Is there really an “Exeter Artist” who made folk art scenes in bottles? Maybe, or maybe not, but there was an artist building folk art scenes in bottles in the 1930 – 1940’s whose work is identifiable because of the similarities in the way he constructed his bottles. These include the way he built his sectional floors and bases, the way he carved his figures, the use of a pipe, the way he added color, and more. These are all ways to recognize this artist’s work. And because at least one source identified this Artist as being from Exeter, Rhode Island I now fondly refer him as the “Exeter Artist” – at least until his or her true identify comes to light.
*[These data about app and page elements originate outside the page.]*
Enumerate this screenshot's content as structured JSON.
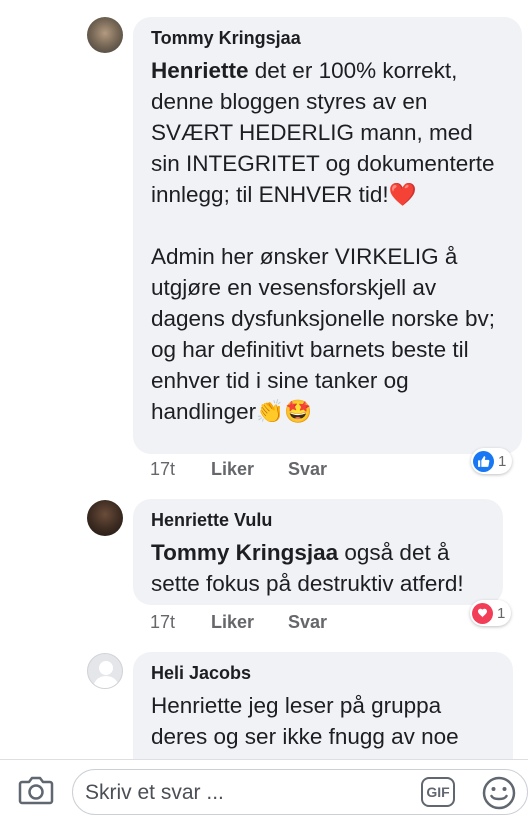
{
  "comments": [
    {
      "author": "Tommy Kringsjaa",
      "mention": "Henriette",
      "text": " det er 100% korrekt, denne bloggen styres av en SVÆRT HEDERLIG mann, med sin INTEGRITET og dokumenterte innlegg; til ENHVER tid!❤️\n\nAdmin her ønsker VIRKELIG å utgjøre en vesensforskjell av dagens dysfunksjonelle norske bv; og har definitivt barnets beste til enhver tid i sine tanker og handlinger👏🤩",
      "time": "17t",
      "like_label": "Liker",
      "reply_label": "Svar",
      "reaction": {
        "icon": "like-icon",
        "count": "1",
        "color": "#1877f2"
      }
    },
    {
      "author": "Henriette Vulu",
      "mention": "Tommy Kringsjaa",
      "text": " også det å sette fokus på destruktiv atferd!",
      "time": "17t",
      "like_label": "Liker",
      "reply_label": "Svar",
      "reaction": {
        "icon": "heart-icon",
        "count": "1",
        "color": "#f33e58"
      }
    },
    {
      "author": "Heli Jacobs",
      "mention": "",
      "text": "Henriette jeg leser på gruppa deres og ser ikke fnugg av noe",
      "time": "",
      "like_label": "",
      "reply_label": ""
    }
  ],
  "reply_bar": {
    "placeholder": "Skriv et svar ...",
    "gif_label": "GIF",
    "camera_icon": "camera-icon",
    "emoji_icon": "smiley-icon"
  }
}
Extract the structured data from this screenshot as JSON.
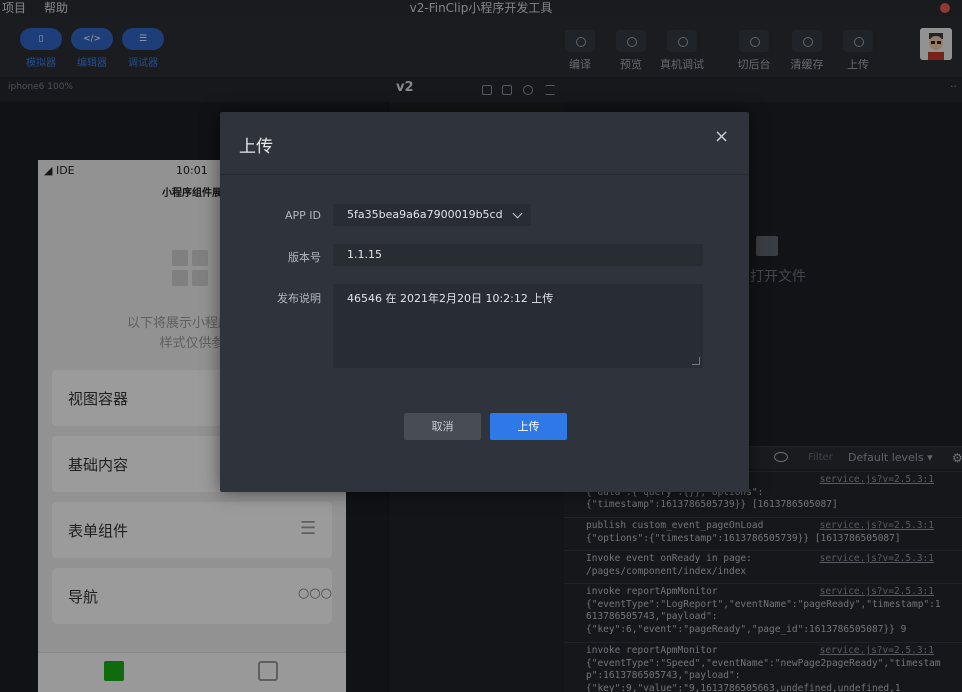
{
  "menubar": {
    "items": [
      "项目",
      "帮助"
    ],
    "title": "v2-FinClip小程序开发工具"
  },
  "toolbar": {
    "left": [
      {
        "label": "模拟器",
        "icon": "phone-icon"
      },
      {
        "label": "编辑器",
        "icon": "code-icon"
      },
      {
        "label": "调试器",
        "icon": "debug-icon"
      }
    ],
    "right": [
      {
        "label": "编译",
        "icon": "compile-icon"
      },
      {
        "label": "预览",
        "icon": "preview-icon"
      },
      {
        "label": "真机调试",
        "icon": "remote-debug-icon"
      },
      {
        "label": "切后台",
        "icon": "background-icon"
      },
      {
        "label": "清缓存",
        "icon": "clear-cache-icon"
      },
      {
        "label": "上传",
        "icon": "upload-icon"
      }
    ]
  },
  "subbar": {
    "device": "iphone6 100%",
    "project": "v2"
  },
  "phone": {
    "status_left": "IDE",
    "time": "10:01",
    "nav_title": "小程序组件展",
    "desc_line1": "以下将展示小程序官方",
    "desc_line2": "样式仅供参",
    "items": [
      "视图容器",
      "基础内容",
      "表单组件",
      "导航"
    ]
  },
  "editor": {
    "open_file": "打开文件"
  },
  "console": {
    "filter": "Filter",
    "levels": "Default levels ▾",
    "logs": [
      {
        "msg": "                  geonshow\n{\"data\":{\"query\":{}},\"options\":\n{\"timestamp\":1613786505739}} [1613786505087]",
        "src": "service.js?v=2.5.3:1"
      },
      {
        "msg": "publish custom_event_pageOnLoad\n{\"options\":{\"timestamp\":1613786505739}} [1613786505087]",
        "src": "service.js?v=2.5.3:1"
      },
      {
        "msg": "Invoke event onReady in page:\n/pages/component/index/index",
        "src": "service.js?v=2.5.3:1"
      },
      {
        "msg": "invoke reportApmMonitor\n{\"eventType\":\"LogReport\",\"eventName\":\"pageReady\",\"timestamp\":1613786505743,\"payload\":\n{\"key\":6,\"event\":\"pageReady\",\"page_id\":1613786505087}} 9",
        "src": "service.js?v=2.5.3:1"
      },
      {
        "msg": "invoke reportApmMonitor\n{\"eventType\":\"Speed\",\"eventName\":\"newPage2pageReady\",\"timestamp\":1613786505743,\"payload\":\n{\"key\":9,\"value\":\"9,1613786505663,undefined,undefined,1",
        "src": "service.js?v=2.5.3:1"
      }
    ]
  },
  "dialog": {
    "title": "上传",
    "close": "×",
    "appid_label": "APP ID",
    "appid_value": "5fa35bea9a6a7900019b5cd",
    "version_label": "版本号",
    "version_value": "1.1.15",
    "note_label": "发布说明",
    "note_value": "46546 在 2021年2月20日 10:2:12 上传",
    "cancel": "取消",
    "submit": "上传"
  },
  "colors": {
    "accent": "#2f78e8",
    "dialog_bg": "#2f333b",
    "field_bg": "#282c33"
  }
}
The account provided by a previous owner of a bottle containing an Altar Scene with a Catholic Priest standing and two Altar Boys kneeling at the foot of an elaborate altar goes as follows: "It was made by a young man who was fighting polio in the 1940's. The bottle was made in Exeter, Rhode Island in Washington County, in the woods south of Warwick, Washington, or South County, as it is locally known as the resting place of the New England Vampire, Mercy Brown. Religious iconography is very common here, as much a talisman against the dreaded Undead as a celebration of the Church itself."
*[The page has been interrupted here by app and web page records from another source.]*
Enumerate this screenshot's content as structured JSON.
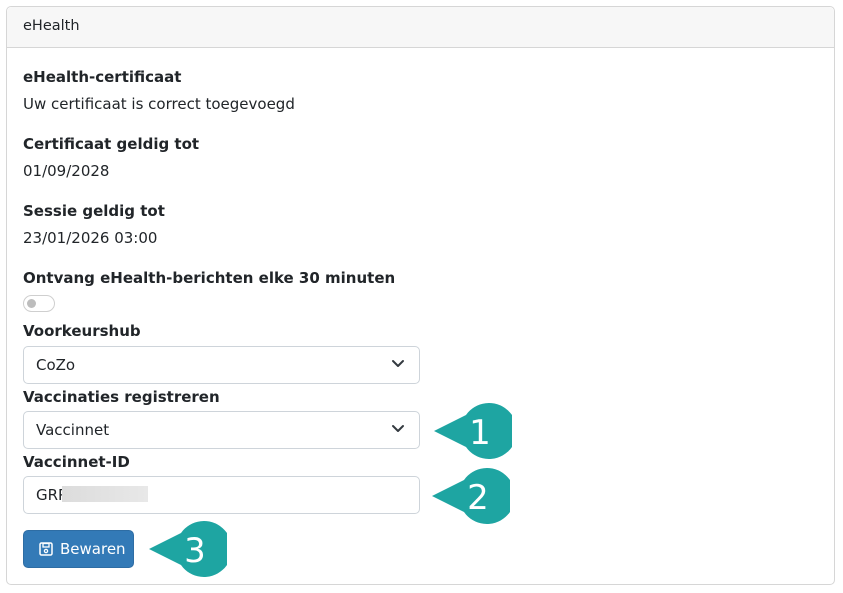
{
  "card": {
    "title": "eHealth"
  },
  "fields": {
    "certificate_label": "eHealth-certificaat",
    "certificate_value": "Uw certificaat is correct toegevoegd",
    "valid_until_label": "Certificaat geldig tot",
    "valid_until_value": "01/09/2028",
    "session_label": "Sessie geldig tot",
    "session_value": "23/01/2026 03:00",
    "receive_label": "Ontvang eHealth-berichten elke 30 minuten",
    "receive_enabled": false,
    "hub_label": "Voorkeurshub",
    "hub_value": "CoZo",
    "vacc_label": "Vaccinaties registreren",
    "vacc_value": "Vaccinnet",
    "vaccid_label": "Vaccinnet-ID",
    "vaccid_value": "GRP"
  },
  "actions": {
    "save_label": "Bewaren"
  },
  "callouts": [
    "1",
    "2",
    "3"
  ],
  "colors": {
    "callout": "#1ea5a2",
    "button": "#337ab7"
  }
}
While that story has not been proven or substantiated, what is known is that the same Artist made a bottle containing six Indians with an American flag. It is listed on page 169 in the book "Genius in a Bottle, The Art and Magic of Bottle Whimseys" by Susan D. Jones. There is another bottle by this Artist at http://www.sdjones.net/FolkArt/bears.html. It is a two story construction with five bears. On the upper level is a bear at a podium and two bears holding rifles. On the lower level, two bears are working a cross-cut saw.
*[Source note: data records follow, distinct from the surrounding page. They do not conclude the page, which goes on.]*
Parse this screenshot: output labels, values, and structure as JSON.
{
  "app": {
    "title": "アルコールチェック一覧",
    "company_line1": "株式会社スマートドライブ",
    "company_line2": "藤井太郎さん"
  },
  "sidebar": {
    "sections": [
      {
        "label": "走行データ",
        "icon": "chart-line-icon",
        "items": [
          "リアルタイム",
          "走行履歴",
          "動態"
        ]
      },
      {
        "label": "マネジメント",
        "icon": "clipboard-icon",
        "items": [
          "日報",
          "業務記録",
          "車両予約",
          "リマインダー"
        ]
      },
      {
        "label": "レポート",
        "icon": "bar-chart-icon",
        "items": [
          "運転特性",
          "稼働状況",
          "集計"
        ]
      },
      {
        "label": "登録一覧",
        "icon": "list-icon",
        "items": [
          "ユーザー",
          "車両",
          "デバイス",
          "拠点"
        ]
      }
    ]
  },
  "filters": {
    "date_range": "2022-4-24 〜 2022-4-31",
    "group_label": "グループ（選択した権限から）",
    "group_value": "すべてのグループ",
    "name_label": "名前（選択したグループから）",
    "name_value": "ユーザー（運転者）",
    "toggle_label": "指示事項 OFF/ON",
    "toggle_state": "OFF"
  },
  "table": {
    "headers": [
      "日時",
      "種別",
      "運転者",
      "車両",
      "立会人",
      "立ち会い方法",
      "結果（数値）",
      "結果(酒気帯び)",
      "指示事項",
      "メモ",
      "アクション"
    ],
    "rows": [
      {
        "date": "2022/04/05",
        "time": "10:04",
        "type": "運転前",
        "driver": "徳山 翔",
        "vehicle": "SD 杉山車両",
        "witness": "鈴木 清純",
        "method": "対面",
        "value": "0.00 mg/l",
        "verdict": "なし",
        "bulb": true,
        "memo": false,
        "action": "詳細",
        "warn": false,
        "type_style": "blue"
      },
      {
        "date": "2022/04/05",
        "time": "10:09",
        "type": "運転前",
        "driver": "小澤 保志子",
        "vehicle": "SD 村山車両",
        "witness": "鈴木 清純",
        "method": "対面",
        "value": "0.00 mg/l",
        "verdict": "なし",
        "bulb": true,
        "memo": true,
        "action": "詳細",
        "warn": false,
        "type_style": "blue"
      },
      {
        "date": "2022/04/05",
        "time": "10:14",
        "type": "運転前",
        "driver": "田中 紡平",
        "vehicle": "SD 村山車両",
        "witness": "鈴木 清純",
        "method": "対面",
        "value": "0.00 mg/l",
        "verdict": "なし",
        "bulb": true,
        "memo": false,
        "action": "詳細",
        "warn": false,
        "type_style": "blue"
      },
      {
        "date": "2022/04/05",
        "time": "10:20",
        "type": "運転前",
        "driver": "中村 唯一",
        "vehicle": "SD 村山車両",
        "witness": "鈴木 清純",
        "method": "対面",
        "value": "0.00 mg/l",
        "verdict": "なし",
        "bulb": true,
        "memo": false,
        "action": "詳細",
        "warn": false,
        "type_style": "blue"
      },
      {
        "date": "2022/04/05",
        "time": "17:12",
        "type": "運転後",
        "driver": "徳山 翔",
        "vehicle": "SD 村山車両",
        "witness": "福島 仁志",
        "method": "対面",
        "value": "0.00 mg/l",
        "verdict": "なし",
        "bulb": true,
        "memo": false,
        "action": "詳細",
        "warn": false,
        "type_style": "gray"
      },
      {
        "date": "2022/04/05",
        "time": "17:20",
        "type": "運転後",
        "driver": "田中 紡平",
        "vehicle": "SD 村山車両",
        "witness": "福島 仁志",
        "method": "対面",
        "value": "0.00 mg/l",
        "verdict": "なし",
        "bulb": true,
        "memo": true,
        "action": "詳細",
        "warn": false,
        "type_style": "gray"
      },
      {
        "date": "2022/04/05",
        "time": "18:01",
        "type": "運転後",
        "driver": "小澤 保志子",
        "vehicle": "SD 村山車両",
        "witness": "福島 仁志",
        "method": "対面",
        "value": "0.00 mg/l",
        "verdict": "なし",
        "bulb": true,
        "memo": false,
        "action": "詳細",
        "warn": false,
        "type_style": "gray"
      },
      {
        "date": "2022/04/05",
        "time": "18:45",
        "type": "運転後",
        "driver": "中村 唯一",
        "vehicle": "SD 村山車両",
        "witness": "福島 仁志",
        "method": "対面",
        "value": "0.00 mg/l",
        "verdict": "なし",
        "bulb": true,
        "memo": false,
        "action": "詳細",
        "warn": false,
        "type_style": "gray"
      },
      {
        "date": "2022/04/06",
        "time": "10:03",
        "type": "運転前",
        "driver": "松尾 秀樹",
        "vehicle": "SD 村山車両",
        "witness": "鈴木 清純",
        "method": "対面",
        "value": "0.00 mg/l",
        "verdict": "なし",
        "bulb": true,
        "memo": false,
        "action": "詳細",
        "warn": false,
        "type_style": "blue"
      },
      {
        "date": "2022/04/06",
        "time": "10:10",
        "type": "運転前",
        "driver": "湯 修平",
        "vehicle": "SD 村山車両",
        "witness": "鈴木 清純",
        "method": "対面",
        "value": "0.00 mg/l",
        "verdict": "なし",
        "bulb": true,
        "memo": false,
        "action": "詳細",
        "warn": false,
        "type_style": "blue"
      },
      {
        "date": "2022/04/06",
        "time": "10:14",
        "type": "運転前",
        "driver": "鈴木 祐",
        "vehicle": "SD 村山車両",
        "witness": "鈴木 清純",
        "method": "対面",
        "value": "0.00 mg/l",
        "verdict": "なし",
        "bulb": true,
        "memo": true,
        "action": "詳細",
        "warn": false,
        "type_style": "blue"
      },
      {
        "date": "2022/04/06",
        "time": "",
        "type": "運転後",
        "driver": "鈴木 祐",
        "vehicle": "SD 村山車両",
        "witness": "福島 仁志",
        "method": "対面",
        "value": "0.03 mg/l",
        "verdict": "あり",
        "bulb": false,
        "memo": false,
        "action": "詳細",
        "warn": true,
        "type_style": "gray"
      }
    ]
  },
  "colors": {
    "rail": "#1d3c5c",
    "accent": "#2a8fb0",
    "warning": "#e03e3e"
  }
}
Three other bottles by this artist are shown in the Gallery. They include a two story boxing scene, a man, Indian and teepee scene, and cowboys and horse scene.